### Work task:
Every line of the data that contains the string "Settings" must be copied.

### Provided records:
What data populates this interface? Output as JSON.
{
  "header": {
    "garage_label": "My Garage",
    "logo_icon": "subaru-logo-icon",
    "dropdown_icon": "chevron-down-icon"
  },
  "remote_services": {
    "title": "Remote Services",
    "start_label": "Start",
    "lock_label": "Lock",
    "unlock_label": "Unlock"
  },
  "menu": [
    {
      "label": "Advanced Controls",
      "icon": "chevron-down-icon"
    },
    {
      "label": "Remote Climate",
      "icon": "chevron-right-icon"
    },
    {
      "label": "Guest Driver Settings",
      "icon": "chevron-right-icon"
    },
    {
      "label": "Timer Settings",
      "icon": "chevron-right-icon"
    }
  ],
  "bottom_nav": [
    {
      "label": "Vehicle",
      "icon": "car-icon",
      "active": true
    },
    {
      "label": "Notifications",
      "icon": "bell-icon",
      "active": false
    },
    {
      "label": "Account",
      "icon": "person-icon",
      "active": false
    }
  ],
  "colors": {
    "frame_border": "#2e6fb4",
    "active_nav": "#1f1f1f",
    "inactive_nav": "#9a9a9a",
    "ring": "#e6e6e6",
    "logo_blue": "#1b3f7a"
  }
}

### Task output:
      "label": "Guest Driver Settings",
      "label": "Timer Settings",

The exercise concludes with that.